(INFORMATION SHOWN begins)

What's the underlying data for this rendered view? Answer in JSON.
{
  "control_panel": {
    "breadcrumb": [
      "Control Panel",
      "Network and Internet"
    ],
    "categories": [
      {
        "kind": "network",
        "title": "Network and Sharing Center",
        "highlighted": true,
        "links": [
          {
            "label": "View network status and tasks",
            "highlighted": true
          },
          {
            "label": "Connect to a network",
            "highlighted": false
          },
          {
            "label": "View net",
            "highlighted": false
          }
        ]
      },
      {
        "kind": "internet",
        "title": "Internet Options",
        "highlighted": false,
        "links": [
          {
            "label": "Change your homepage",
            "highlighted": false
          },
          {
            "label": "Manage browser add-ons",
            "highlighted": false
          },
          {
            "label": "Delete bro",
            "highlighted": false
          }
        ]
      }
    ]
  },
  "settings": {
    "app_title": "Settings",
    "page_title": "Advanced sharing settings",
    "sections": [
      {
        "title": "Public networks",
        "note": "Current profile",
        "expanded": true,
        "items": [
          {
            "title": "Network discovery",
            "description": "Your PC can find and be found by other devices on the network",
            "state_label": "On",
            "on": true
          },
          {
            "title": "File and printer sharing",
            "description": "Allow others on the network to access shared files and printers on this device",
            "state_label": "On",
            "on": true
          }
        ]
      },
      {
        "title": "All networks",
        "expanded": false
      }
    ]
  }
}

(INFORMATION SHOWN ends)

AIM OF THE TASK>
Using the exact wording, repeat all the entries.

ANSWER TO THE EXERCISE>
What's the underlying data for this rendered view? Answer in JSON.
{
  "control_panel": {
    "breadcrumb": [
      "Control Panel",
      "Network and Internet"
    ],
    "categories": [
      {
        "kind": "network",
        "title": "Network and Sharing Center",
        "highlighted": true,
        "links": [
          {
            "label": "View network status and tasks",
            "highlighted": true
          },
          {
            "label": "Connect to a network",
            "highlighted": false
          },
          {
            "label": "View net",
            "highlighted": false
          }
        ]
      },
      {
        "kind": "internet",
        "title": "Internet Options",
        "highlighted": false,
        "links": [
          {
            "label": "Change your homepage",
            "highlighted": false
          },
          {
            "label": "Manage browser add-ons",
            "highlighted": false
          },
          {
            "label": "Delete bro",
            "highlighted": false
          }
        ]
      }
    ]
  },
  "settings": {
    "app_title": "Settings",
    "page_title": "Advanced sharing settings",
    "sections": [
      {
        "title": "Public networks",
        "note": "Current profile",
        "expanded": true,
        "items": [
          {
            "title": "Network discovery",
            "description": "Your PC can find and be found by other devices on the network",
            "state_label": "On",
            "on": true
          },
          {
            "title": "File and printer sharing",
            "description": "Allow others on the network to access shared files and printers on this device",
            "state_label": "On",
            "on": true
          }
        ]
      },
      {
        "title": "All networks",
        "expanded": false
      }
    ]
  }
}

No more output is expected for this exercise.